03 Aug 2016

Retail is rarely a steady business. Most retailers have seasonal surges, whether it’s to meet holiday demand or to help consumers gear up for spring planting or summer fun. Most hire temporary help to manage the increase.

Another common pattern is to precede these busy seasons with the rollout of new technology, starting with pilots and then ramping up into full rollout as they confirm the solution is road-ready and scaleable.

Both situations have unintended consequences: a spike in help desk demand. Planning for these surges can mean the difference between a success story and a costly mess. Many retailers find the answer in contracting for supplemental help desk support.

Why Help Desk Demand Surges

The need for help desk services increases during staffing surges; Level 10 often sees spikes of 20% or more. This is because:

  • Stores are flooded with new associates unfamiliar with how to use store devices, so they need information on how to complete processes they were not taught or don’t remember.
  • Store equipment breaks at higher rates due to heavier use and inexperienced users.
  • Stores are open longer and need more after-hours support.
  • Brand new devices are unfamiliar even to seasoned employees.
  • Many newly deployed store devices are mobile, which are more vulnerable to damage; some reports say they break 30% more often than stationary equipment.

Tech rollouts also challenge retailer help desks, particularly if help desk staff are trying to meet regular demand as well as manage the pilot and rollout of the new technology:

  • Pilot phases are all about revealing hiccups and problems. Help desks are often tasked with solving these complex, high-priority issues, which take more time to resolve.
  • Help desks also need to work out their responses and escalation procedures as a new devices’ support needs become clear during the pilot phase.
  • Technicians doing store implementation work are often asked call the help desk to check in and out, as well as to report on deliverables. The longer that takes, the higher their fees.
  • Special implementation project work tends to drive down quality of service on regular calls.
  • Capacity limits on the help desk often slow the pace of new tech implementations.

According to RSR Research, “Technology rollouts in stores fall prey to the store multiplier effect — what seems a small expense per store turns into big numbers when you have 500 or 1,000 stores,” the firm states in “The History of Omni-channel Part 3: The Store is in Trouble.” So working out the kinks in how to support new technology is key to limiting the total cost of owning and supporting those devices.

A good help desk outsourcer not only relieves pressure on retail help desks, but brings its experience across thousands of retailers and rollouts to the table. This is especially valuable for newer technologies the retailer has never used before, such as mobile devices — an outsourcer can bring learnings from other retailer’s rollouts to bear. An outsourcer, especially one staffed with former store technicians, can drop right into the support role, while hiring more in-house staff brings a long learning curve.

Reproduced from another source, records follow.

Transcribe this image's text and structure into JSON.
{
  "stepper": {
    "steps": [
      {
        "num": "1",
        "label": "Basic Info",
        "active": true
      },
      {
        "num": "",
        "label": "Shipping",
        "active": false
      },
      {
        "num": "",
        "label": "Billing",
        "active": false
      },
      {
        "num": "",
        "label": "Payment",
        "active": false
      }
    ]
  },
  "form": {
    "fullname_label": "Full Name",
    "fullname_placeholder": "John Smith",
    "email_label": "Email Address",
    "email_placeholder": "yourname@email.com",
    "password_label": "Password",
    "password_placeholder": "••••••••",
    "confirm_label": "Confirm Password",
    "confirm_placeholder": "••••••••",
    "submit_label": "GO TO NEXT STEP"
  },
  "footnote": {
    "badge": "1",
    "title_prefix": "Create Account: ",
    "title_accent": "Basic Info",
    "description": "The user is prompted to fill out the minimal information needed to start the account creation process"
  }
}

A seasonal surge or a big tech rollout can easily be undermined by inadequate support resources. Free ROI analysis can help retailers determine how they can customize a plan with an outsourcer to most effectively to fill their temporary support needs and keep store tech running smoothly.